--- START ---

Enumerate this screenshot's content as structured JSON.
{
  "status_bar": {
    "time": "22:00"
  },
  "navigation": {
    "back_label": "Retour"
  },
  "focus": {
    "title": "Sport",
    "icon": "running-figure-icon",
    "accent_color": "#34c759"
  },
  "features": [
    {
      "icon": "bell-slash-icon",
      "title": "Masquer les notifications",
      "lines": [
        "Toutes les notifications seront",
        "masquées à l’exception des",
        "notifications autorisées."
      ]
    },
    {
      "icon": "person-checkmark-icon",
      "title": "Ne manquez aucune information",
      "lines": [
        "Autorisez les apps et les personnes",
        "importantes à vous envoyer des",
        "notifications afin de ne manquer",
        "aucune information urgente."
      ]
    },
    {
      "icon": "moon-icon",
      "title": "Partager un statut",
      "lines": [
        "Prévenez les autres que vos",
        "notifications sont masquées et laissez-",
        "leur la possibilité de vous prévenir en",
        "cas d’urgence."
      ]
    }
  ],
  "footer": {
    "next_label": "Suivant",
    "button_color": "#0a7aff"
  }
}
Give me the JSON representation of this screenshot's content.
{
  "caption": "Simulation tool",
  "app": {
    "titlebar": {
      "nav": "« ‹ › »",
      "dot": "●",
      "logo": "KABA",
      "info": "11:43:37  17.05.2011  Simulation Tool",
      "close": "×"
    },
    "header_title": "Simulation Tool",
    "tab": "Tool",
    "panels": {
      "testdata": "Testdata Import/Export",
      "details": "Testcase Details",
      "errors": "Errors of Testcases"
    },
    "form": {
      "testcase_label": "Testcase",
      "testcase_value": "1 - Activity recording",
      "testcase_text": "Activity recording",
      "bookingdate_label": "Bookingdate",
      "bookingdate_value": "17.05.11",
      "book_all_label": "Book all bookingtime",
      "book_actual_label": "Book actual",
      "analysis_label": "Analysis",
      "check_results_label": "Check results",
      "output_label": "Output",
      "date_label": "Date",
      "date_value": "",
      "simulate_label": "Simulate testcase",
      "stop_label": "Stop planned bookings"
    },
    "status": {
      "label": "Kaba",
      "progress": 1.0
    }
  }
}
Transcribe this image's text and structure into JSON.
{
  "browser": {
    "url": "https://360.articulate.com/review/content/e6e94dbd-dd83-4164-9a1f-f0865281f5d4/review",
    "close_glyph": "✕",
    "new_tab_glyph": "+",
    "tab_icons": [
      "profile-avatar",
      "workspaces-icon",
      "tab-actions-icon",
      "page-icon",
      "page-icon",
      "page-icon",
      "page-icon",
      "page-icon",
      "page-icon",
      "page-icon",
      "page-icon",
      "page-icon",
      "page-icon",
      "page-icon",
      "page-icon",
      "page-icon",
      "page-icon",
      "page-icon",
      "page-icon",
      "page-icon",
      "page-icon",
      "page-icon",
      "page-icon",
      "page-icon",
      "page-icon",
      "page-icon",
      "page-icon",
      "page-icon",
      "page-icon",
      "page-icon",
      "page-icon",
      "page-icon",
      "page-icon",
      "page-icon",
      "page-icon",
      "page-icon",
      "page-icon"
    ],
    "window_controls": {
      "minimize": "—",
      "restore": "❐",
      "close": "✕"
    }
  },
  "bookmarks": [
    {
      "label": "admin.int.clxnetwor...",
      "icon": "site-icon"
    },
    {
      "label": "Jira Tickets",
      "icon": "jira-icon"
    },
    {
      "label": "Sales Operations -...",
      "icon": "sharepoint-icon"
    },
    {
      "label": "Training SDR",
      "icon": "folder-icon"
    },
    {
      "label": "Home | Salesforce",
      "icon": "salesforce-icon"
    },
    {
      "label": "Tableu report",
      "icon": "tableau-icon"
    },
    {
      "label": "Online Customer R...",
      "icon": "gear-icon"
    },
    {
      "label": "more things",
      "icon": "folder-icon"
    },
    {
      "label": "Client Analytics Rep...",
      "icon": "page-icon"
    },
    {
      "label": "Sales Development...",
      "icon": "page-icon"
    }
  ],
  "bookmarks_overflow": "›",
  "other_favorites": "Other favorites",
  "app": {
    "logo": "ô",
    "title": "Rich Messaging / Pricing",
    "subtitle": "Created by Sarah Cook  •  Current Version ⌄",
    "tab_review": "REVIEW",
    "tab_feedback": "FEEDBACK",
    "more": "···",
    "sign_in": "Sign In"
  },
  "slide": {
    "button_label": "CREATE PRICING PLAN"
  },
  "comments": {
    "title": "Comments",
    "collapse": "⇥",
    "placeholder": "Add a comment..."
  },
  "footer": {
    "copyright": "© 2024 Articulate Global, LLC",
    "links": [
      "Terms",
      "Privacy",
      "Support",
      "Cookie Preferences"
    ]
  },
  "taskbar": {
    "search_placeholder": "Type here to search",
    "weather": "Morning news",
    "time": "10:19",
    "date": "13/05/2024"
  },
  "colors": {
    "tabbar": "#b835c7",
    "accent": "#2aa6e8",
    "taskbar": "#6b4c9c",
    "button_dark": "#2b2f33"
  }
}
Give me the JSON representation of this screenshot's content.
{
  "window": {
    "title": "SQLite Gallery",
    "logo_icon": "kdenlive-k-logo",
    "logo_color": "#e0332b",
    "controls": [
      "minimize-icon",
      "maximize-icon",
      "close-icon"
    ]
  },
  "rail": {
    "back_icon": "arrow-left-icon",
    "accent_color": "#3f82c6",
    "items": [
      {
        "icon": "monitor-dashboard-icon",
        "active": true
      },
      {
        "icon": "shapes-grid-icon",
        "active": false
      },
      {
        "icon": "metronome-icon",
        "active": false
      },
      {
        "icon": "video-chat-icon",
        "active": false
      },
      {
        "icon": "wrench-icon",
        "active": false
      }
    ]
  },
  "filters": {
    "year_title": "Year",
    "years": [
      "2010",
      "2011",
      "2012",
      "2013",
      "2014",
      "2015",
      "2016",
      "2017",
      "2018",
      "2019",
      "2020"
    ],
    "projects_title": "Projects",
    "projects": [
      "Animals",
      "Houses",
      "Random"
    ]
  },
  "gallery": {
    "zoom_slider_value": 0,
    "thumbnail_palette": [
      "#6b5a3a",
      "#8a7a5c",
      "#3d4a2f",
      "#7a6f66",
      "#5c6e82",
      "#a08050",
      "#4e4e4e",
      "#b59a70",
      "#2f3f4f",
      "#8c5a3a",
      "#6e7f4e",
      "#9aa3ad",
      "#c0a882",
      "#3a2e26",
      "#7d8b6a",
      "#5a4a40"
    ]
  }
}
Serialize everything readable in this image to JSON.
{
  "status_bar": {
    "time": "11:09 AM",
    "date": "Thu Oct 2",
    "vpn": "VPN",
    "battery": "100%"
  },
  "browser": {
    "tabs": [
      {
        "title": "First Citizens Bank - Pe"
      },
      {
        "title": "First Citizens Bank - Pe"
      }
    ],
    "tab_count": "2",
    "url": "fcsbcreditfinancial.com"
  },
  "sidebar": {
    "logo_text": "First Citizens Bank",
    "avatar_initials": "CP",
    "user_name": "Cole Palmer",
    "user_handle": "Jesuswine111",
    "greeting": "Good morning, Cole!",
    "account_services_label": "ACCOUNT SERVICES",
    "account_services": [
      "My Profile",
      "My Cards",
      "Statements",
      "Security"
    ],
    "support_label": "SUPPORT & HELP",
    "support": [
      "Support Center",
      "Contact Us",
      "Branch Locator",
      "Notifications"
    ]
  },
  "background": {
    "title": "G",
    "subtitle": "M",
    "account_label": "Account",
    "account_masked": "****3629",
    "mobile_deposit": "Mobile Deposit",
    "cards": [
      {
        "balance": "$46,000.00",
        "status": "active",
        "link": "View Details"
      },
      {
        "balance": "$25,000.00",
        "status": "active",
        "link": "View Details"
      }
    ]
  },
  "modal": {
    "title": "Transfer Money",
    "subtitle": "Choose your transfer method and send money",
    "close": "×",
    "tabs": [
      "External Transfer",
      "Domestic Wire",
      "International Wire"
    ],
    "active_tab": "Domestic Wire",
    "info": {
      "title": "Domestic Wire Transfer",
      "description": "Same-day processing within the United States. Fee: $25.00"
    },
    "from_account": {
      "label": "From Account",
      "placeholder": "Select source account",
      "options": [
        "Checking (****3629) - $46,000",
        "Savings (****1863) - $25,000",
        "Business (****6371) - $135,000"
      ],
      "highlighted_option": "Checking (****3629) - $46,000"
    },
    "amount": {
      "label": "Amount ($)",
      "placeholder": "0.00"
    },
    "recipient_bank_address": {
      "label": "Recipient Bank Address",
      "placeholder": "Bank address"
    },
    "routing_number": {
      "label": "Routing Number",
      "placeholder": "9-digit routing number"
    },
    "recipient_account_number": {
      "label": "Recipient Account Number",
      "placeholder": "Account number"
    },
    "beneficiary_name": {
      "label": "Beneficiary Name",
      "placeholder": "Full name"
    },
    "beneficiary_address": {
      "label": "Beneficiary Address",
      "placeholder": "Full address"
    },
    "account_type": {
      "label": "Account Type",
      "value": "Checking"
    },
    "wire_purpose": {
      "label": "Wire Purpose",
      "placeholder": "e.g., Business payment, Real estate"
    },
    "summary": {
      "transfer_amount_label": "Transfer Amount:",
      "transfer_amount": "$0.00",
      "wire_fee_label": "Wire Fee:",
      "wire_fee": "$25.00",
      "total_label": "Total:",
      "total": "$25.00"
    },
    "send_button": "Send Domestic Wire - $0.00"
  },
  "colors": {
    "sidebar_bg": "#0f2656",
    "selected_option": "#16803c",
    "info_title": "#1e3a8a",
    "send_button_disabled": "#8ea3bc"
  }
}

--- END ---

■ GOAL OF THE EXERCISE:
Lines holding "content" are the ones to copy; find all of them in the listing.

■ REPLY TO THE TASK:
Enumerate this screenshot's content as structured JSON.
Give me the JSON representation of this screenshot's content.
    "url": "https://360.articulate.com/review/content/e6e94dbd-dd83-4164-9a1f-f0865281f5d4/review",
Give me the JSON representation of this screenshot's content.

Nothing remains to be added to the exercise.